A 65 years old patient of coronary artery disease was on a drug shown in the picture below for 2 years. He now complains of black stools. Abdominal examination is normal.

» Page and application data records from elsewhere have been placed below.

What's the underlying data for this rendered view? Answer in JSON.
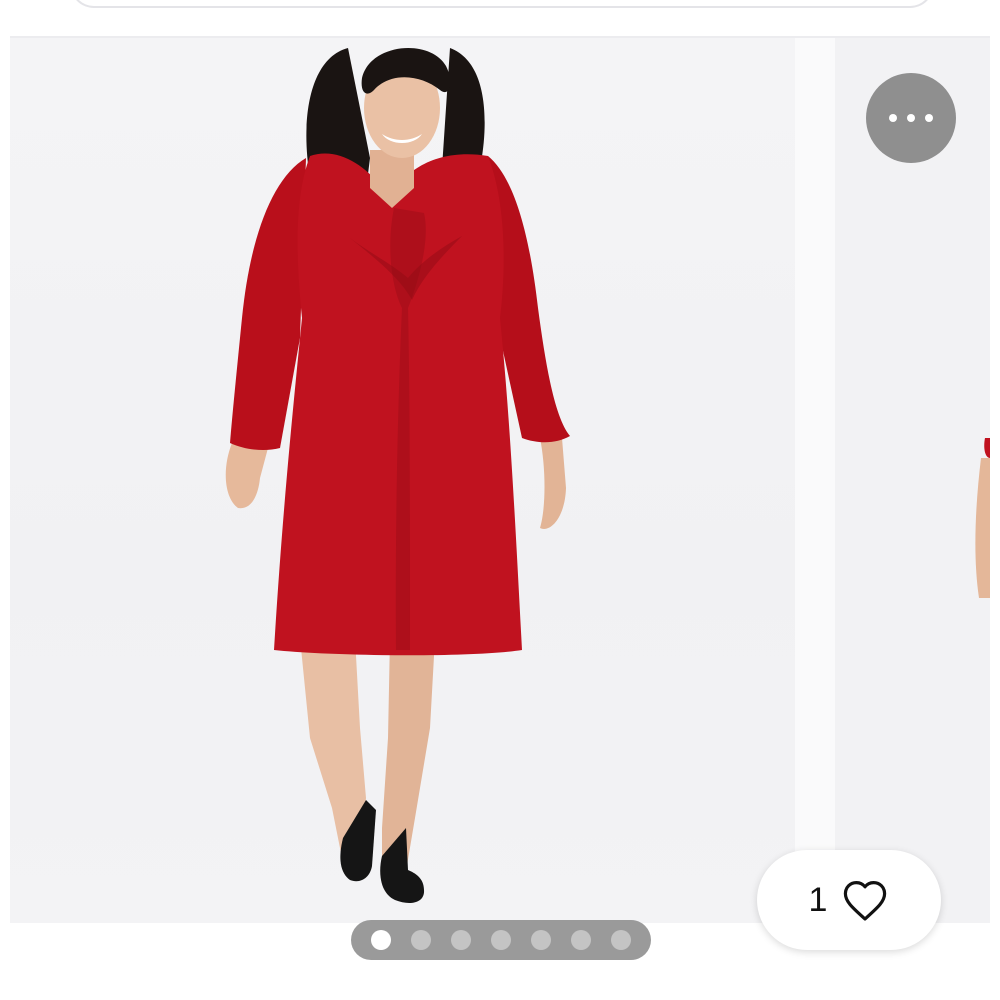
{
  "gallery": {
    "more_options_icon": "ellipsis-icon",
    "like_icon": "heart-outline-icon",
    "like_count": "1",
    "image_count": 7,
    "active_image": 1,
    "dress_color": "#c0121f",
    "accent_gray": "#8f8f8f"
  }
}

What is the most probable diagnosis?
A. Ileocecal TB.
B. Ca colon.
C. Esophageal varices.
D. Duodenal ulcer.
Ans:D. Duodenal Ulcers.

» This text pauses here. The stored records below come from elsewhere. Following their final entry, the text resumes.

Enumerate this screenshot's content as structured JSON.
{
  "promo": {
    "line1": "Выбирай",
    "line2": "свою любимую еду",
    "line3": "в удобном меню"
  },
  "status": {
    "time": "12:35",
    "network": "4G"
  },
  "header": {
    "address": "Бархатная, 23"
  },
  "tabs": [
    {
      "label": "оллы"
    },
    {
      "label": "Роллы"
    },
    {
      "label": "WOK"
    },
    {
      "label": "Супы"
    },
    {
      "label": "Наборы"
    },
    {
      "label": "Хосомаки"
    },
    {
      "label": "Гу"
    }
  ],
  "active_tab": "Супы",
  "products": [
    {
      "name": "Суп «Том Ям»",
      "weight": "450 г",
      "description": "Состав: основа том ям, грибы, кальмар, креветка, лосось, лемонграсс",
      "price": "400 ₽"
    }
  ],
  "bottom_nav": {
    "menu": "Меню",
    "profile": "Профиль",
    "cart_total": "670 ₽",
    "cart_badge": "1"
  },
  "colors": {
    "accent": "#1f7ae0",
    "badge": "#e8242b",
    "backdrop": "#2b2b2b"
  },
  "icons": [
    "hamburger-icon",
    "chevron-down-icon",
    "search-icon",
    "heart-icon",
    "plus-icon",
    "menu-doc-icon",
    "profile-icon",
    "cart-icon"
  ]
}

- Low-dose aspirin (75-325 mg/day) is widely used for the prevention of cardiovascular disease.
- However, due to its action on cyclo-oxygenase (COX), aspirin is associated with upper gastrointestinal (GI) side effects including ulcers and bleeding(which may lead to black coloured stool)
- Factors associated with an increased risk of upper GI complications during low-dose aspirin therapy include aspirin dose, history of ulcer or upper GI bleeding, age > 70 years, concomitant use of NSAIDs (including COX-2-selective NSAIDs), and Helicobacter pylori infection.
- Co-administration of a gastroprotective agent such as proton pump inhibitors (PPIs) may be useful for alleviating the upper GI side effects associated with use of low-dose aspirin.
- Eradication of H. pylori also appears to reduce the risk of these side effects, especially in those at high risk.
- The use of other antiplatelet agents such as clopidogrel does not seem to provide a safer alternative to low-dose aspirin in at-risk patients.